FTA with Gulf council on the backburner as talks put off
New Delhi — In a significant setback to India’s ties with the Gulf Cooperation Council (GCC), the Free Trade Agreement (FTA) discussions between the two sides have been postponed indefinitely.
The FTA talks were earlier scheduled to take place during minister of commerce & industry Anand Sharma’s visit to Oman at the end of this year or early next year for the Indo-Oman joint commission meeting. It has now been re-scheduled for February 1.
However, a source on conditions of anonymity told FE the dates will clash again as the commerce minister will be leading a high-level delegation to Hungary at that time. The talks have been pushed back thrice so far. “The India-GCC FTA has been a non-starter. Negotiations have stalled several times, and there is no convergence of views, especially in a few sectors, including polypropylene products and labour related issues. The UAE as well as Saudi government is not ready to include polypropylene in the negative list,” a source said. “Two countries from the GCC-Saudi Arabia and UAE-opposed Indian demands, and that caused the talks to fail.”
India has been seeking investments from the Gulf in the infrastructure sector, including ports, roads and other brown projects, said officials.
“If the FTA could be formalised between the two sides, both would benefit as it would remove restrictive duties and push down the tariffs on goods traded between the two sides,” officials pointed out.
Senior MEA officials said that even though both the sides had decided to finalise the FTA by early 2007, several rounds of meeting that have taken place so far merely reviewed the issues that need to be addressed by India and the member countries.
According to Shashi Tharoor, the minister of state for external affairs, “The India-GCC FTA is no exception. We have already completed two rounds of discussion on this FTA and expect further movement. The fact that discussions on this subject are underway points to the fact that this is not a far-off dream. Also, the GCC, as a body, is evolving. They are dealing with several issues among their members, including currency, taxation etc. In view of this, we may expect the discussions to evolve further.”
Besides Oman, GCC comprises of UAE, Saudi Arabia, Kuwait, Qatar and Bahrain. Of the three components of FTA, broad understandings on investments and services sector have been reached with Oman. Oman wants time to examine duty concessions on trade of goods between the two nations.
The FTA is expected to remove restrictive duties, push down tariffs on goods and pave way for more intensive economic engagement between the nations.

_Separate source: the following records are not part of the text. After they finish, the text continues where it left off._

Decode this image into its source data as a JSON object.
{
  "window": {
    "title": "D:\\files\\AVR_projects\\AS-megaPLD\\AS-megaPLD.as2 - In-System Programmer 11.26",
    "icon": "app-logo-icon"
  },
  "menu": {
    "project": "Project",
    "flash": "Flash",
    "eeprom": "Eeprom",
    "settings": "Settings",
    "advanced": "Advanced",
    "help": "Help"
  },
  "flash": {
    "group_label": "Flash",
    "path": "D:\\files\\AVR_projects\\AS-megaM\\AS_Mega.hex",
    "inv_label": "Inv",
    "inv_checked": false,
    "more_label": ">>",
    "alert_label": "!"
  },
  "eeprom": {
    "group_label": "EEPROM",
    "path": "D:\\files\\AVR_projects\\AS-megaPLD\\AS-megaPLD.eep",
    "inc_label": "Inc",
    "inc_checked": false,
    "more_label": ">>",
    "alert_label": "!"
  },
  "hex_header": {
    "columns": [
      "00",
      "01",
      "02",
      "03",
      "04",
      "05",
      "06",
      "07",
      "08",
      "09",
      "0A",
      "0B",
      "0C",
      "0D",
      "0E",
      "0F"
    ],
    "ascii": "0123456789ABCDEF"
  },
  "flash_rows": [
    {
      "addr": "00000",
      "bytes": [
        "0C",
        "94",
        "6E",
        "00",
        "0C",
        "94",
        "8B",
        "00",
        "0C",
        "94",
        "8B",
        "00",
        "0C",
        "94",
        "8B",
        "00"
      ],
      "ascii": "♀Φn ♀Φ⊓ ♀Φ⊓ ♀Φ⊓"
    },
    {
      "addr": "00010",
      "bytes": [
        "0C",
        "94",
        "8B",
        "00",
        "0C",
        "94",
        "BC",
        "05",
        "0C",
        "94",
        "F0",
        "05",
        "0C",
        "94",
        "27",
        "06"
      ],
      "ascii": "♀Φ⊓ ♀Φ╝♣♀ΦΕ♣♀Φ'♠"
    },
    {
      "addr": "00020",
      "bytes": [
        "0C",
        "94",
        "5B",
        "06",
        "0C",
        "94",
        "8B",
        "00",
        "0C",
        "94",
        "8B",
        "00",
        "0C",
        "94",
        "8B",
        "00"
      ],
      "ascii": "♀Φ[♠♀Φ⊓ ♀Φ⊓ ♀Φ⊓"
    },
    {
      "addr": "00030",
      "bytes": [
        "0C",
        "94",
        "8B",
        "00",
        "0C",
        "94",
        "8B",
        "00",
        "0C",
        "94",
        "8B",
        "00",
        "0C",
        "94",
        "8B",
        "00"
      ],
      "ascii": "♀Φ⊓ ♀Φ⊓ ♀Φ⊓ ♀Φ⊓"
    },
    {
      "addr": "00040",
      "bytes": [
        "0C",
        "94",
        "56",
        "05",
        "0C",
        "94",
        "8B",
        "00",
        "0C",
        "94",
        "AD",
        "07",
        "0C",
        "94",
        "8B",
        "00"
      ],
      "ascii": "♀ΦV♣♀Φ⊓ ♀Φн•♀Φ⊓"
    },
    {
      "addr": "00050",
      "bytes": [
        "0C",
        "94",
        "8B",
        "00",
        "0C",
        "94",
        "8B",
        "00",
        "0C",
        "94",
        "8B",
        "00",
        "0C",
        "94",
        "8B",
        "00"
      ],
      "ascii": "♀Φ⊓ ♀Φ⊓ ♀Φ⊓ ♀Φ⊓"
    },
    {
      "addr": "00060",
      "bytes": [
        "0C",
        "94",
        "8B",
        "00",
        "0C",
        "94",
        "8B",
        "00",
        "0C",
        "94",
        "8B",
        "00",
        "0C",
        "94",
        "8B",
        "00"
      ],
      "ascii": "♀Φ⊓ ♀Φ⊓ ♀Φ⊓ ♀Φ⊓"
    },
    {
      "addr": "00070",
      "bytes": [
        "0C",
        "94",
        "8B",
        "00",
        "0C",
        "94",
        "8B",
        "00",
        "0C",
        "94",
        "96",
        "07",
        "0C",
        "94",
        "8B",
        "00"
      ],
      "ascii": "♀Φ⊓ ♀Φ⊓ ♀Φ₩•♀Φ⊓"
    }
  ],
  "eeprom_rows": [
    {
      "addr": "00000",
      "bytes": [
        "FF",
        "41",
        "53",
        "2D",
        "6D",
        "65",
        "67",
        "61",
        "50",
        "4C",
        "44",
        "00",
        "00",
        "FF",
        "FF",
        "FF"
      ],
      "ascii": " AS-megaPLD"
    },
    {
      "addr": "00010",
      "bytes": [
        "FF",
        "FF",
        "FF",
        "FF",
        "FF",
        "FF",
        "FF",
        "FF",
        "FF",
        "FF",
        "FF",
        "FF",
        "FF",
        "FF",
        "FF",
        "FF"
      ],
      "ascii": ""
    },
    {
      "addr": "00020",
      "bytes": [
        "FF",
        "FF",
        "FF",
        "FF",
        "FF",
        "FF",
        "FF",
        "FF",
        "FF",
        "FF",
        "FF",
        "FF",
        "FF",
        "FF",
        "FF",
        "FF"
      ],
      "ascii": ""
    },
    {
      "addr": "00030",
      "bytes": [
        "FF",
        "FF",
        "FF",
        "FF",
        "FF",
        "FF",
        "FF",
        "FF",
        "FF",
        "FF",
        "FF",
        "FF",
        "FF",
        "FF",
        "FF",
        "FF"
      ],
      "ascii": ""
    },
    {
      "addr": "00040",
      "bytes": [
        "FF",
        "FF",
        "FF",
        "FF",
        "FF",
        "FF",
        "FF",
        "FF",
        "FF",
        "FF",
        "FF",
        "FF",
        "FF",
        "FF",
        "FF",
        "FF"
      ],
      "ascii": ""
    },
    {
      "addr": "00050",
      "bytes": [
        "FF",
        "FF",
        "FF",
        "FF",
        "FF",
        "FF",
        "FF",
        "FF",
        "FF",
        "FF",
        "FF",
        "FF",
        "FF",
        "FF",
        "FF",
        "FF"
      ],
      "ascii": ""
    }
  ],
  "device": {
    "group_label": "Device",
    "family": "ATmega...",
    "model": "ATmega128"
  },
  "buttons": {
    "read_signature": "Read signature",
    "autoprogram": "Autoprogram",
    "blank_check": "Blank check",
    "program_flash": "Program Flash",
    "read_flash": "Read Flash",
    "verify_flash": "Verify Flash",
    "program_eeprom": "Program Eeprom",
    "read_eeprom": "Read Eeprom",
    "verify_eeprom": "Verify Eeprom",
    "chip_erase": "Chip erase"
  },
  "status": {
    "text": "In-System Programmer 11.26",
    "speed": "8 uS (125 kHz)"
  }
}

The GCC is India’s second largest trading partner and the largest single origin of imports into India and the second largest destination for exports from the country as well. According to the ambassador of the Kingdom of Saudi Arabia, Faisal H Trad, “Arab-Indian trade stands at nearly 20% of the total volume of India’s trade exchange with other countries. The GCC states account for about 16% of the total trade.”

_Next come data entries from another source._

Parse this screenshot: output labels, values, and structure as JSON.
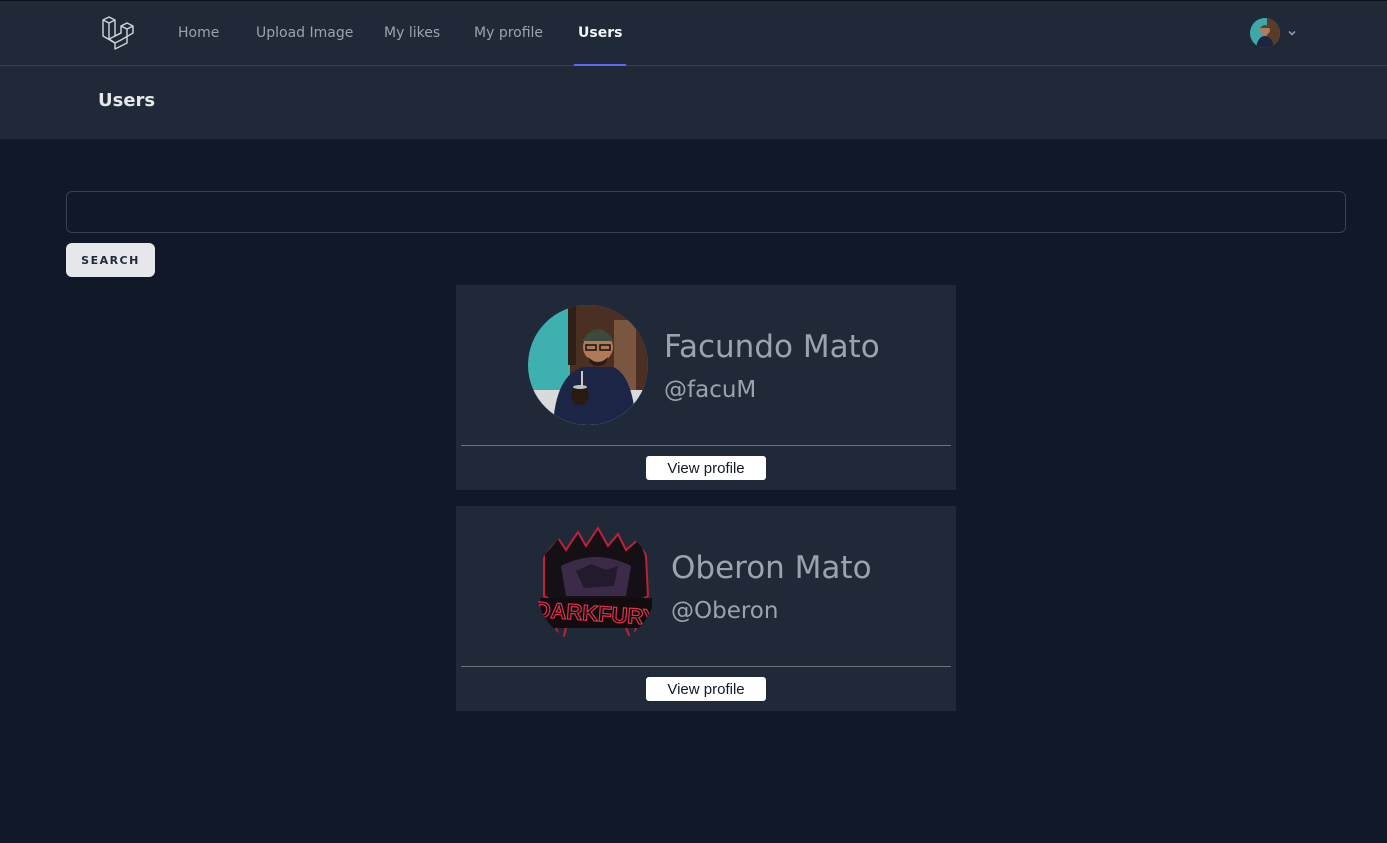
{
  "nav": {
    "items": [
      {
        "label": "Home"
      },
      {
        "label": "Upload Image"
      },
      {
        "label": "My likes"
      },
      {
        "label": "My profile"
      },
      {
        "label": "Users",
        "active": true
      }
    ],
    "icons": {
      "logo": "laravel-logo",
      "user_avatar": "avatar",
      "menu": "chevron-down-icon"
    }
  },
  "header": {
    "title": "Users"
  },
  "search": {
    "value": "",
    "placeholder": "",
    "button_label": "SEARCH"
  },
  "users": [
    {
      "name": "Facundo Mato",
      "username": "@facuM",
      "button_label": "View profile"
    },
    {
      "name": "Oberon Mato",
      "username": "@Oberon",
      "button_label": "View profile",
      "avatar_logo_text": "DARKFURY"
    }
  ],
  "colors": {
    "background": "#111827",
    "panel": "#1f2937",
    "accent": "#6366f1"
  }
}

The GCC is also entering into bilateral trade agreements with China, EU, Pakistan and Australia.